Tournaments held in late July, once part of the live recruiting period, were played without college coaches in attendance. The one big Las Vegas tournament held during the live recruiting period in early July, the Las Vegas Classic, was lightly attended by college coaches because it was held at same time as the shoe company finals played on the other side of the country.
“Las Vegas was great because there were so many basketball people and players all over the city,” Arkansas coach Eric Musselman said. “I imagine some people aren’t happy about it.”
The NCAA altered its recruiting calendar in the wake of the federal investigation that revealed a pay-to-play scheme between shoe companies and top-tier recruits. According to the investigation, some of the backdoor dealings happened in Las Vegas. Thousands of players were spread across the city every July, making it all but impossible for the NCAA to keep track of shady dealings in hotels, gyms, wherever.
The new recruiting calendar, among numerous policy changes made by the NCAA, sought to give the organization more control over the recruiting process. It still included two live recruiting periods for club teams — in April and July — but added high school tournaments and NCAA-run camps at four sites across the country.
The new calendar left some Las Vegas tournaments out of the loop and forced the Las Vegas Classic to stream its games so coaches could watch remotely from the South, where the Nike-run Peach Jam, Under Armour Finals and Adidas Summer Championships were held.
The Las Vegas Classic still drew thousands of players, but many standouts — and the coaches recruiting them — were across the country at the shoe-sponsored events.

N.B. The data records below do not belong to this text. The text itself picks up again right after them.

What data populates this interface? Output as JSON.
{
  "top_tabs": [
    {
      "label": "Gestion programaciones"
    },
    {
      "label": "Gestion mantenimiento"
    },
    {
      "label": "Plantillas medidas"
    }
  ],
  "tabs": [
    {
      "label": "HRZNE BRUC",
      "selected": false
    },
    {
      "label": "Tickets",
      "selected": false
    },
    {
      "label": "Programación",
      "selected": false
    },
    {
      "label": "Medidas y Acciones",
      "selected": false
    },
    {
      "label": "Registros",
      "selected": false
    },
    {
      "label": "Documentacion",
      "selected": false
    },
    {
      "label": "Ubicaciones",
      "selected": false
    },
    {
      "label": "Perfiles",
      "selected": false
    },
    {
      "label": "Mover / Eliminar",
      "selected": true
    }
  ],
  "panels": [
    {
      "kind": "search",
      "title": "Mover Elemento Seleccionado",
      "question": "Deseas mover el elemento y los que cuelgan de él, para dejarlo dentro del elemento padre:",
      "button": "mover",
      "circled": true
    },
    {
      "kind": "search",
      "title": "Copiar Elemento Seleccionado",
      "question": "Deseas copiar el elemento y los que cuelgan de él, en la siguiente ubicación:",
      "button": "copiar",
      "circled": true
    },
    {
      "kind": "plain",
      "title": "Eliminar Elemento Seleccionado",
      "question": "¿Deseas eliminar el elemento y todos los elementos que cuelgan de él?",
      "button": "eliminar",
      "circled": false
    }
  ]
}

“I enjoyed playing in Las Vegas,” Kentucky commit Devin Askew said while playing for Mater Dei High School at a Phoenix tournament this summer. “But I guess it’s not going to be the same anymore.”